GK: Let’s not mix Russia and Putin. Nobody talks about isolating Russia. You’re talking about not treating Putin as a democrat, giving him this face value. Doing business with China doesn’t include appraising Chinese leaders as great democrats. Doing business with Russia should not include extra dividends for Putin’s democratic credentials. The West has been promoting the policy of engagement for seven years. And while they’ve been doing it, Putin has been steadily destroying democratic institutions in Russia.There’s a mistaken assumption that by criticizing Putin, the West might help Putin’s domestic popularity because he will be seen as someone who’s opposing the West. Not true. The bureaucrats know their money and their future is in Europe, in North America. That’s why any change in tune might create a little coup there. You know, in 1981, Ronald Reagan called the Soviet Union an Evil Empire. Don’t tell me that in 1981 the Soviet Union was less of a menace than Russia is today.

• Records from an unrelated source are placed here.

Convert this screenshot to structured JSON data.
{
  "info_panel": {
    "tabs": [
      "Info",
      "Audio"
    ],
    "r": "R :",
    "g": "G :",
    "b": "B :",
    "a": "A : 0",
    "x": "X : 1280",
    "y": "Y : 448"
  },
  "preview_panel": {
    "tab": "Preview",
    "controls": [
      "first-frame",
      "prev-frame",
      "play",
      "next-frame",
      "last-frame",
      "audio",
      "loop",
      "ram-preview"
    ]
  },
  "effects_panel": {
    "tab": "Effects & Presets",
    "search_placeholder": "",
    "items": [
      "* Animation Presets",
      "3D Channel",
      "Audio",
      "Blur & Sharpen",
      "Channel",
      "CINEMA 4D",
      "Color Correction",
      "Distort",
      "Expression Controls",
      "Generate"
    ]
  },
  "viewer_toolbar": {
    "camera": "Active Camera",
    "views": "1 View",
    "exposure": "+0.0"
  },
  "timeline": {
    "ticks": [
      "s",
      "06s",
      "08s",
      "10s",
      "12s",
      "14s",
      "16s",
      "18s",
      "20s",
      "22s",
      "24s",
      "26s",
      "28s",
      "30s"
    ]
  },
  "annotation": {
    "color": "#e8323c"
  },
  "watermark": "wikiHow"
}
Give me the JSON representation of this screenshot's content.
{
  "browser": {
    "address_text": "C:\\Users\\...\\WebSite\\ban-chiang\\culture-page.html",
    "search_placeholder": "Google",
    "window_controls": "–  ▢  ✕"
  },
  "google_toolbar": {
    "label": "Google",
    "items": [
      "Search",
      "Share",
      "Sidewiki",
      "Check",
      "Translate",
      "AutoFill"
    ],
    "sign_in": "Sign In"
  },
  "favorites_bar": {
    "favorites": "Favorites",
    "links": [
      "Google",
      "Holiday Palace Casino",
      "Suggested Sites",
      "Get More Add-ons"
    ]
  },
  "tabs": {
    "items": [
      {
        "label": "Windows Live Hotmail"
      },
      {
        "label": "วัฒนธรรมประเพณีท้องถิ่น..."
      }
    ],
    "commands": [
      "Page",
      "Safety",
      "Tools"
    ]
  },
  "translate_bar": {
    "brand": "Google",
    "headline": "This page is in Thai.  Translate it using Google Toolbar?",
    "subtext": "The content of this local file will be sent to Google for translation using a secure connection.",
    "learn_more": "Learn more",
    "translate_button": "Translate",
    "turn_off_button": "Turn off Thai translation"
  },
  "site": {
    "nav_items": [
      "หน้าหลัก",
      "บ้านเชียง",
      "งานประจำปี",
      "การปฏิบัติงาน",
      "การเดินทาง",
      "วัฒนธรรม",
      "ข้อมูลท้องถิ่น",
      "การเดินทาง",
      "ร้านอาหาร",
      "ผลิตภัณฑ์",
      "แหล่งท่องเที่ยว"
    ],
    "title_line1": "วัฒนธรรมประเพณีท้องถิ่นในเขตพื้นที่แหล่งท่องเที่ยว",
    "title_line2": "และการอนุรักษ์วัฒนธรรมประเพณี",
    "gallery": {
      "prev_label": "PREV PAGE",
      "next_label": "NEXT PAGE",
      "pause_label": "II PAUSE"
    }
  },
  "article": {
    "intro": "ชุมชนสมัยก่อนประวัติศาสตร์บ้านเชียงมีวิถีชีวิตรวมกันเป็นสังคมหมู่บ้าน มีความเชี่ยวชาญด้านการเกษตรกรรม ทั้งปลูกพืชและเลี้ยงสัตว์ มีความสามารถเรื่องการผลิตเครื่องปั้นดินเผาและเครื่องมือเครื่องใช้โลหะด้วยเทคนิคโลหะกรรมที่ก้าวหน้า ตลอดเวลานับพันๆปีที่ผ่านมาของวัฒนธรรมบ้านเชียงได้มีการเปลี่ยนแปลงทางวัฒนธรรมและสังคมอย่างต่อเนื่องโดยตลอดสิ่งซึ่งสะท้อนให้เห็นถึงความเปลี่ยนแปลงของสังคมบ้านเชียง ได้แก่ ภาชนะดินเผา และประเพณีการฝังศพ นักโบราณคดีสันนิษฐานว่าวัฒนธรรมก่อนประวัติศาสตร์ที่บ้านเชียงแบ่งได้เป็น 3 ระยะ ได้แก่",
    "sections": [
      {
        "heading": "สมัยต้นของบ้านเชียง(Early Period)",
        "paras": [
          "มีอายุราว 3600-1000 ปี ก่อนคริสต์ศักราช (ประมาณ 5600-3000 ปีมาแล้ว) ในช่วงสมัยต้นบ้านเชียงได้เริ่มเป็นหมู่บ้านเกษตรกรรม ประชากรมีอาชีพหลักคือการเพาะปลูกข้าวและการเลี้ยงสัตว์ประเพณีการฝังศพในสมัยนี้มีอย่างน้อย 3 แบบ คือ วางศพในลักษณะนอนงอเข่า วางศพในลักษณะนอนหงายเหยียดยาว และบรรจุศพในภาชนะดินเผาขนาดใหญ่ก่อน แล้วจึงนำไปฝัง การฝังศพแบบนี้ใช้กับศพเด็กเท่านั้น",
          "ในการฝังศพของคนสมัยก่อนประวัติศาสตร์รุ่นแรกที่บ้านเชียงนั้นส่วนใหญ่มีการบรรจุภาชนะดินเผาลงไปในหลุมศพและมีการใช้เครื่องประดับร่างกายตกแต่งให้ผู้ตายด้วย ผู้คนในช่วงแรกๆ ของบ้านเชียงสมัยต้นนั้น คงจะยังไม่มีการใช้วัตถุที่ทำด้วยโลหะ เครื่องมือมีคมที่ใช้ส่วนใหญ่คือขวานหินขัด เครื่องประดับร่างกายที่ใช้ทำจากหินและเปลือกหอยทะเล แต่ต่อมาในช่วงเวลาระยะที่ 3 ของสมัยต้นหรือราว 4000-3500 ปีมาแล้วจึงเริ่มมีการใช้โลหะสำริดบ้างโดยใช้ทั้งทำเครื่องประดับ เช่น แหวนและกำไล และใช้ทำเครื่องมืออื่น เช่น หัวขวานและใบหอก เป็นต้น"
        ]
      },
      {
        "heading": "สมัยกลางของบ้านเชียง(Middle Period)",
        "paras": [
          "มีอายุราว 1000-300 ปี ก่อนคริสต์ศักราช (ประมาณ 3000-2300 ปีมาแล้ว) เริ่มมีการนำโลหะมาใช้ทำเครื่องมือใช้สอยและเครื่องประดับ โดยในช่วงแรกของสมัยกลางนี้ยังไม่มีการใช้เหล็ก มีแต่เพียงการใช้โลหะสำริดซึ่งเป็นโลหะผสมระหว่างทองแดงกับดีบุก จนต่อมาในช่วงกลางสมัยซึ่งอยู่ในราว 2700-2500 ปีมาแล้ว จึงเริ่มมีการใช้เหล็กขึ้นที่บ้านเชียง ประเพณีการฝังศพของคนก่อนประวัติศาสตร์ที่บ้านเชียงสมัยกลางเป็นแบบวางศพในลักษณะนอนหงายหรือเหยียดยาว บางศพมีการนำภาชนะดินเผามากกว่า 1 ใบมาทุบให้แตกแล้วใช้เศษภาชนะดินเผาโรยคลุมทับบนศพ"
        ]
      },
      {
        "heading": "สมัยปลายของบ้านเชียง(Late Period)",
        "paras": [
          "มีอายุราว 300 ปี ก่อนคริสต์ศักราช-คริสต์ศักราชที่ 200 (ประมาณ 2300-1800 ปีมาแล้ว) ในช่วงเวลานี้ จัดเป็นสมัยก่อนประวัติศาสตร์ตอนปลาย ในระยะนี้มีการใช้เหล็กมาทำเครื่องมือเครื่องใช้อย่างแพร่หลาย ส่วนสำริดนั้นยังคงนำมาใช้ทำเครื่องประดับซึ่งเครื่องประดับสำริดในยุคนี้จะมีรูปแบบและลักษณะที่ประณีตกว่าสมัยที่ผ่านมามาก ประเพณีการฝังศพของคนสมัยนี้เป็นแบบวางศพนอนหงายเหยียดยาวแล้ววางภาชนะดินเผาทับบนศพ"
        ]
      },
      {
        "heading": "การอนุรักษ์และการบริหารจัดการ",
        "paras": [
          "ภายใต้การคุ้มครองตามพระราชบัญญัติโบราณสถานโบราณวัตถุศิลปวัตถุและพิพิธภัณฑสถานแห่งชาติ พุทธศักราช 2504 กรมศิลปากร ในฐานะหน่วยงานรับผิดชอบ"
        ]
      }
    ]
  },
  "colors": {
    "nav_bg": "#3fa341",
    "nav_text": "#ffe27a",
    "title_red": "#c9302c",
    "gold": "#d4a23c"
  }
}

M: You mentioned in your speech here today that you’d learned some members of the local business community were absent today because their attendance would be controversial and might jeopardize their business interests…
GK: I know that my activities and my speeches to foreign audiences are making many businessmen, not only in Canada, very upset. They’re doing business with Russia and they’re not happy to hear open criticism of Vladimir Putin because it puts them in a complicated situation. They can’t ignore that they’re doing business with a police state and sometimes they’re very shadowy deals that might be questioned if attention is brought.
I even had some problems getting a Canadian visa. First time in my life. Four weeks, they couldn’t issue a visa in Moscow. I don’t know why. It’s definitely a question mark. I received my visa at the last second in Mexico City. If not for Canadian embassy in Mexico, I wouldn’t be here. It’s not only a Canadian problem, though it’s my first appearance of this magnitude in Canada, so that probably caused some concerns.
M: What’s your message to the people who skipped this event today?
GK: Look – investing in KGB Inc., it’s a dangerous business. You make a lot of money now, but March 2008, there will be a new government in Russia. Whether it’s a democratic government or a new mafia boss, many deals will be reopened. And you know, you are placing your bets on very shaky ground. You expect huge benefits, but it comes with huge risk.
So take your chance, but don’t pretend that you are on the right side of the picture.
Macleans (Canada) June 25, 2007
By JORDAN TIMM